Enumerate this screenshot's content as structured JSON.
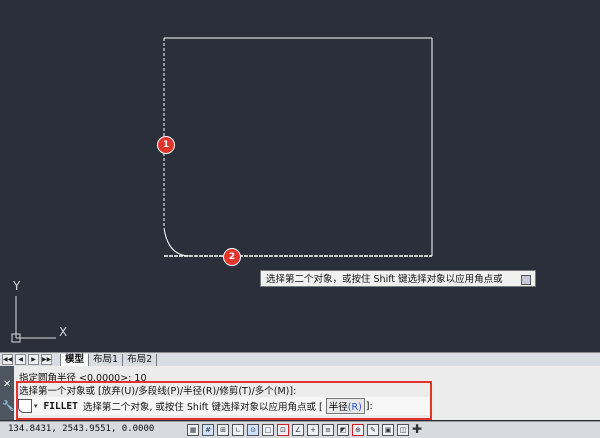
{
  "canvas": {
    "markers": [
      "1",
      "2"
    ],
    "tooltip": "选择第二个对象，或按住 Shift 键选择对象以应用角点或",
    "ucs": {
      "y_label": "Y",
      "x_label": "X"
    }
  },
  "layout_tabs": {
    "nav_buttons": [
      "◀◀",
      "◀",
      "▶",
      "▶▶"
    ],
    "tabs": [
      "模型",
      "布局1",
      "布局2"
    ]
  },
  "command": {
    "history": [
      "指定圆角半径 <0.0000>: 10",
      "选择第一个对象或 [放弃(U)/多段线(P)/半径(R)/修剪(T)/多个(M)]:"
    ],
    "command_name": "FILLET",
    "prompt_text": "选择第二个对象, 或按住 Shift 键选择对象以应用角点或 [",
    "option_label": "半径",
    "option_key": "(R)",
    "prompt_suffix": "]:"
  },
  "status": {
    "coordinates": "134.8431, 2543.9551, 0.0000"
  },
  "colors": {
    "canvas_bg": "#2a2f3a",
    "marker_red": "#e0342d",
    "highlight_red": "#e0342d",
    "option_key_blue": "#2a4fd1"
  }
}
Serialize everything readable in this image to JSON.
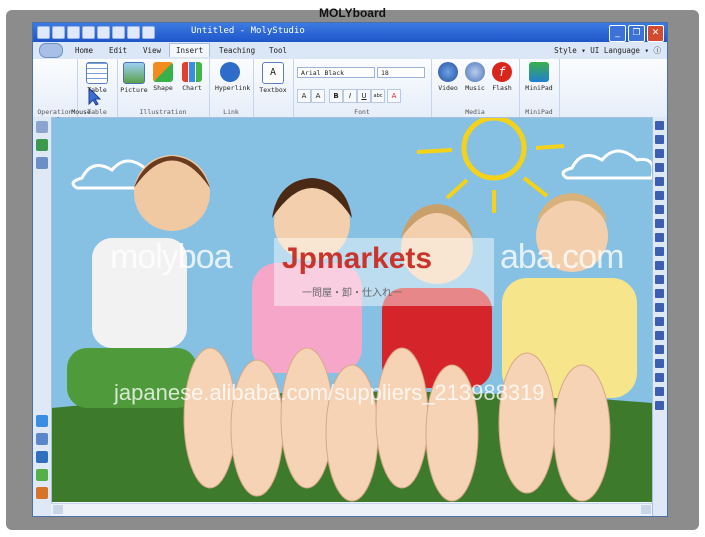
{
  "board": {
    "brand": "MOLYboard"
  },
  "window": {
    "title": "Untitled - MolyStudio"
  },
  "tabs": [
    "Home",
    "Edit",
    "View",
    "Insert",
    "Teaching",
    "Tool"
  ],
  "right_options": "Style ▾ UI Language ▾ ⓘ",
  "ribbon": {
    "operation": {
      "label": "Operation",
      "tool": "Mouse\nMode"
    },
    "table": {
      "label": "Table",
      "tool": "Table"
    },
    "illustration": {
      "label": "Illustration",
      "tools": [
        "Picture",
        "Shape",
        "Chart"
      ]
    },
    "link": {
      "label": "Link",
      "tool": "Hyperlink"
    },
    "textbox": "Textbox",
    "font": {
      "label": "Font",
      "family": "Arial Black",
      "size": "18"
    },
    "media": {
      "label": "Media",
      "tools": [
        "Video",
        "Music",
        "Flash"
      ]
    },
    "minipad": {
      "label": "MiniPad",
      "tool": "MiniPad"
    }
  },
  "watermarks": {
    "brand_left": "molyboa",
    "brand_right": "aba.com",
    "jp_brand": "Jpmarkets",
    "jp_sub": "一問屋・卸・仕入れ一",
    "url": "japanese.alibaba.com/suppliers_213988319"
  },
  "colors": {
    "titlebar": "#1e56c8",
    "sky": "#7fb9de",
    "grass": "#3d7a2c",
    "sun": "#f4d21a"
  }
}
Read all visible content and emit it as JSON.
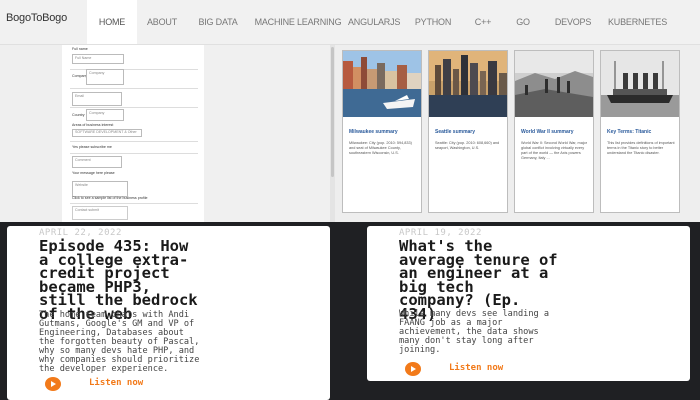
{
  "navbar": {
    "brand": "BogoToBogo",
    "items": [
      {
        "label": "HOME",
        "active": true
      },
      {
        "label": "ABOUT",
        "active": false
      },
      {
        "label": "BIG DATA",
        "active": false
      },
      {
        "label": "MACHINE LEARNING",
        "active": false
      },
      {
        "label": "ANGULARJS",
        "active": false
      },
      {
        "label": "PYTHON",
        "active": false
      },
      {
        "label": "C++",
        "active": false
      },
      {
        "label": "GO",
        "active": false
      },
      {
        "label": "DEVOPS",
        "active": false
      },
      {
        "label": "KUBERNETES",
        "active": false
      }
    ]
  },
  "form": {
    "name_label": "Full name",
    "name_value": "Full Name",
    "company_label": "Company",
    "company_value": "Company",
    "email_value": "Email",
    "country_label": "Country",
    "country_value": "Company",
    "select_label": "Areas of business interest",
    "select_value": "SOFTWARE DEVELOPMENT & Other",
    "checkbox_label": "Yes please subscribe me",
    "message_value": "Comment",
    "hint_text": "Your message here please",
    "website_value": "Website",
    "website_hint": "Click to see a sample list of the business profile",
    "submit_value": "Contact submit"
  },
  "cards": [
    {
      "title": "Milwaukee summary",
      "desc": "Milwaukee: City (pop. 2010: 594,833) and seat of Milwaukee County, southeastern Wisconsin, U.S."
    },
    {
      "title": "Seattle summary",
      "desc": "Seattle: City (pop. 2010: 608,660) and seaport, Washington, U.S."
    },
    {
      "title": "World War II summary",
      "desc": "World War II: Second World War, major global conflict involving virtually every part of the world — the Axis powers Germany, Italy ..."
    },
    {
      "title": "Key Terms: Titanic",
      "desc": "This list provides definitions of important terms in the Titanic story to better understand the Titanic disaster."
    }
  ],
  "podcasts": [
    {
      "date": "APRIL 22, 2022",
      "title_lines": [
        "Episode 435: How",
        "a college extra-",
        "credit project",
        "became PHP3,",
        "still the bedrock",
        "of the web"
      ],
      "desc_lines": [
        "The home team chats with Andi",
        "Gutmans, Google's GM and VP of",
        "Engineering, Databases about",
        "the forgotten beauty of Pascal,",
        "why so many devs hate PHP, and",
        "why companies should prioritize",
        "the developer experience."
      ],
      "listen": "Listen now"
    },
    {
      "date": "APRIL 19, 2022",
      "title_lines": [
        "What's the",
        "average tenure of",
        "an engineer at a",
        "big tech",
        "company? (Ep.",
        "434)"
      ],
      "desc_lines": [
        "While many devs see landing a",
        "FAANG job as a major",
        "achievement, the data shows",
        "many don't stay long after",
        "joining."
      ],
      "listen": "Listen now"
    }
  ],
  "colors": {
    "accent": "#f27a1a",
    "dark_bg": "#1f2023",
    "card_title": "#2a5a9b"
  }
}
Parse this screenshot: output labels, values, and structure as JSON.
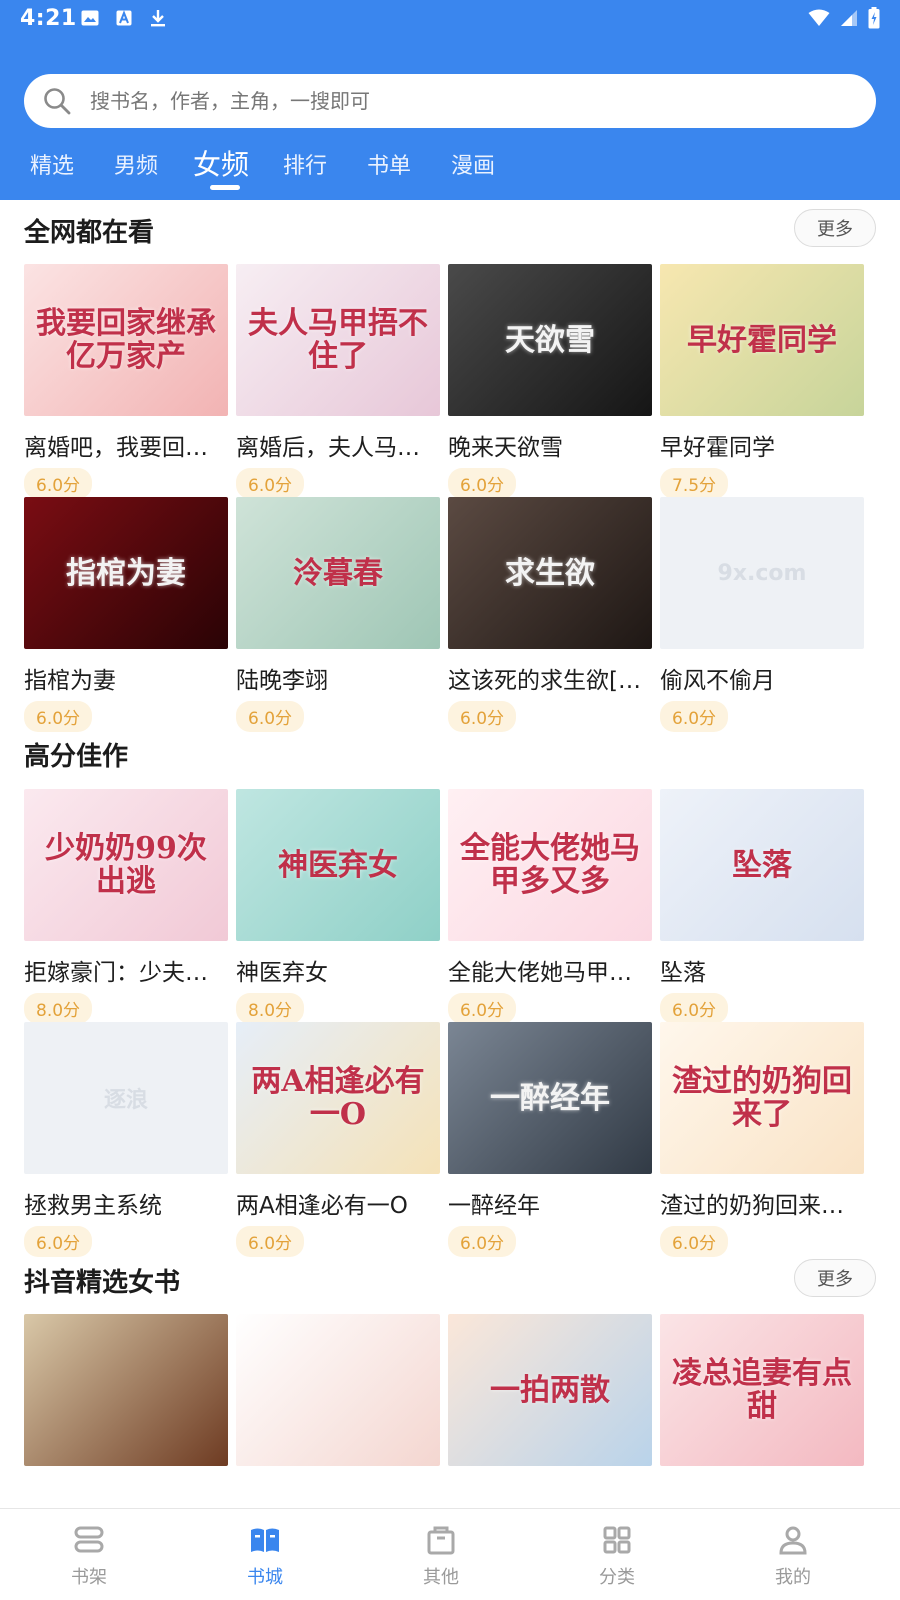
{
  "status": {
    "time": "4:21"
  },
  "search": {
    "placeholder": "搜书名，作者，主角，一搜即可"
  },
  "tabs": [
    "精选",
    "男频",
    "女频",
    "排行",
    "书单",
    "漫画"
  ],
  "active_tab": "女频",
  "sections": [
    {
      "title": "全网都在看",
      "more_label": "更多",
      "books": [
        {
          "title": "离婚吧，我要回…",
          "score": "6.0分",
          "cover_text": "我要回家继承亿万家产",
          "cover_colors": [
            "#fbe3e3",
            "#f2b3b3"
          ]
        },
        {
          "title": "离婚后，夫人马…",
          "score": "6.0分",
          "cover_text": "夫人马甲捂不住了",
          "cover_colors": [
            "#f7eef3",
            "#e7c7d8"
          ]
        },
        {
          "title": "晚来天欲雪",
          "score": "6.0分",
          "cover_text": "天欲雪",
          "cover_colors": [
            "#4a4a4a",
            "#151515"
          ]
        },
        {
          "title": "早好霍同学",
          "score": "7.5分",
          "cover_text": "早好霍同学",
          "cover_colors": [
            "#f7e7b0",
            "#c7d49a"
          ]
        },
        {
          "title": "指棺为妻",
          "score": "6.0分",
          "cover_text": "指棺为妻",
          "cover_colors": [
            "#7a0d13",
            "#2a0305"
          ]
        },
        {
          "title": "陆晚李翊",
          "score": "6.0分",
          "cover_text": "泠暮春",
          "cover_colors": [
            "#cfe3d8",
            "#9fc6b5"
          ]
        },
        {
          "title": "这该死的求生欲[…",
          "score": "6.0分",
          "cover_text": "求生欲",
          "cover_colors": [
            "#5b4a42",
            "#1e1714"
          ]
        },
        {
          "title": "偷风不偷月",
          "score": "6.0分",
          "cover_text": "9x.com",
          "cover_colors": [
            "#eef1f5",
            "#eef1f5"
          ]
        }
      ]
    },
    {
      "title": "高分佳作",
      "books": [
        {
          "title": "拒嫁豪门：少夫…",
          "score": "8.0分",
          "cover_text": "少奶奶99次出逃",
          "cover_colors": [
            "#fbe9ef",
            "#f1c9d6"
          ]
        },
        {
          "title": "神医弃女",
          "score": "8.0分",
          "cover_text": "神医弃女",
          "cover_colors": [
            "#bfe6e1",
            "#8fd0c7"
          ]
        },
        {
          "title": "全能大佬她马甲…",
          "score": "6.0分",
          "cover_text": "全能大佬她马甲多又多",
          "cover_colors": [
            "#fff0f3",
            "#fbd8e2"
          ]
        },
        {
          "title": "坠落",
          "score": "6.0分",
          "cover_text": "坠落",
          "cover_colors": [
            "#eef2f9",
            "#d6e0ef"
          ]
        },
        {
          "title": "拯救男主系统",
          "score": "6.0分",
          "cover_text": "逐浪",
          "cover_colors": [
            "#eef2f6",
            "#dfe6ee"
          ]
        },
        {
          "title": "两A相逢必有一O",
          "score": "6.0分",
          "cover_text": "两A相逢必有一O",
          "cover_colors": [
            "#e6eef8",
            "#f5e2b8"
          ]
        },
        {
          "title": "一醉经年",
          "score": "6.0分",
          "cover_text": "一醉经年",
          "cover_colors": [
            "#7b8694",
            "#313a45"
          ]
        },
        {
          "title": "渣过的奶狗回来…",
          "score": "6.0分",
          "cover_text": "渣过的奶狗回来了",
          "cover_colors": [
            "#fff7ec",
            "#f9e3c6"
          ]
        }
      ]
    },
    {
      "title": "抖音精选女书",
      "more_label": "更多",
      "books": [
        {
          "title": "",
          "score": "",
          "cover_text": "",
          "cover_colors": [
            "#d9c8a8",
            "#6e3b22"
          ]
        },
        {
          "title": "",
          "score": "",
          "cover_text": "",
          "cover_colors": [
            "#ffffff",
            "#f4d6d0"
          ]
        },
        {
          "title": "",
          "score": "",
          "cover_text": "一拍两散",
          "cover_colors": [
            "#fbe7d9",
            "#b9d3ea"
          ]
        },
        {
          "title": "",
          "score": "",
          "cover_text": "凌总追妻有点甜",
          "cover_colors": [
            "#fbe4e6",
            "#f3b9c1"
          ]
        }
      ]
    }
  ],
  "bottom_nav": [
    {
      "label": "书架",
      "icon": "bookshelf-icon"
    },
    {
      "label": "书城",
      "icon": "bookstore-icon",
      "active": true
    },
    {
      "label": "其他",
      "icon": "bag-icon"
    },
    {
      "label": "分类",
      "icon": "grid-icon"
    },
    {
      "label": "我的",
      "icon": "profile-icon"
    }
  ],
  "colors": {
    "primary": "#3a86ee",
    "score_text": "#e3a23a",
    "score_bg": "#fdf3df"
  }
}
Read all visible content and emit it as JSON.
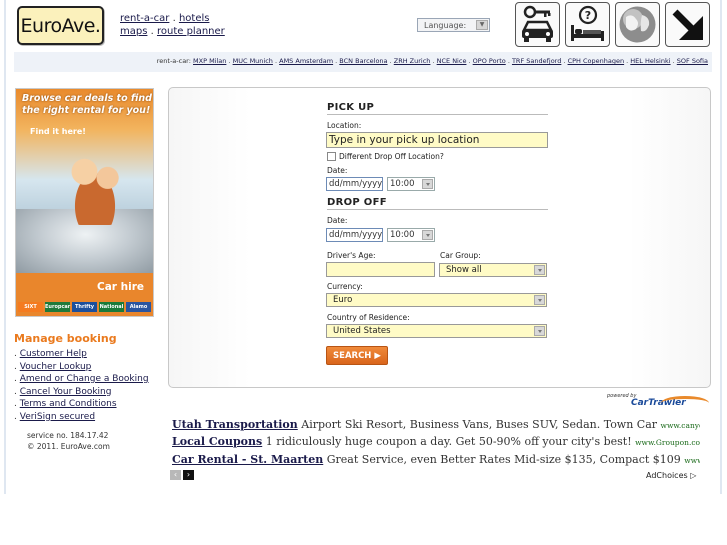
{
  "header": {
    "logo_text": "EuroAve.",
    "links_line1": [
      "rent-a-car",
      "hotels"
    ],
    "links_line2": [
      "maps",
      "route planner"
    ],
    "language_label": "Language:",
    "icons": [
      "car-key-icon",
      "hotel-bed-icon",
      "globe-icon",
      "arrow-down-right-icon"
    ]
  },
  "citybar": {
    "prefix": "rent-a-car:",
    "cities": [
      "MXP Milan",
      "MUC Munich",
      "AMS Amsterdam",
      "BCN Barcelona",
      "ZRH Zurich",
      "NCE Nice",
      "OPO Porto",
      "TRF Sandefjord",
      "CPH Copenhagen",
      "HEL Helsinki",
      "SOF Sofia"
    ]
  },
  "ad": {
    "title_line1": "Browse car deals to find",
    "title_line2": "the right rental for you!",
    "find_it": "Find it here!",
    "car_hire": "Car hire",
    "brands": [
      "SiXT",
      "Europcar",
      "Thrifty",
      "National",
      "Alamo"
    ],
    "brand_colors": [
      "#f47b20",
      "#1f7a3a",
      "#1c4f9c",
      "#1a7a3a",
      "#2a55a0"
    ]
  },
  "manage": {
    "title": "Manage booking",
    "links": [
      "Customer Help",
      "Voucher Lookup",
      "Amend or Change a Booking",
      "Cancel Your Booking",
      "Terms and Conditions",
      "VeriSign secured"
    ]
  },
  "service": {
    "line1": "service no. 184.17.42",
    "line2": "© 2011. EuroAve.com"
  },
  "form": {
    "pickup_title": "PICK UP",
    "location_label": "Location:",
    "location_placeholder": "Type in your pick up location",
    "diff_dropoff_label": "Different Drop Off Location?",
    "date_label": "Date:",
    "pickup_date": "dd/mm/yyyy",
    "pickup_time": "10:00",
    "dropoff_title": "DROP OFF",
    "dropoff_date_label": "Date:",
    "dropoff_date": "dd/mm/yyyy",
    "dropoff_time": "10:00",
    "age_label": "Driver's Age:",
    "car_group_label": "Car Group:",
    "car_group_value": "Show all",
    "currency_label": "Currency:",
    "currency_value": "Euro",
    "residence_label": "Country of Residence:",
    "residence_value": "United States",
    "search_label": "SEARCH"
  },
  "powered": {
    "label": "powered by",
    "brand": "CarTrawler"
  },
  "ads": [
    {
      "title": "Utah Transportation",
      "text": "Airport Ski Resort, Business Vans, Buses SUV, Sedan. Town Car",
      "url": "www.canyontransp..."
    },
    {
      "title": "Local Coupons",
      "text": "1 ridiculously huge coupon a day. Get 50-90% off your city's best!",
      "url": "www.Groupon.com"
    },
    {
      "title": "Car Rental - St. Maarten",
      "text": "Great Service, even Better Rates Mid-size $135, Compact $109",
      "url": "www.carren..."
    }
  ],
  "adchoices": "AdChoices ▷"
}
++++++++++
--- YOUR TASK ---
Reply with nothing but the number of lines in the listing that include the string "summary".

--- RESPONSE TO THIS EXERCISE ---
3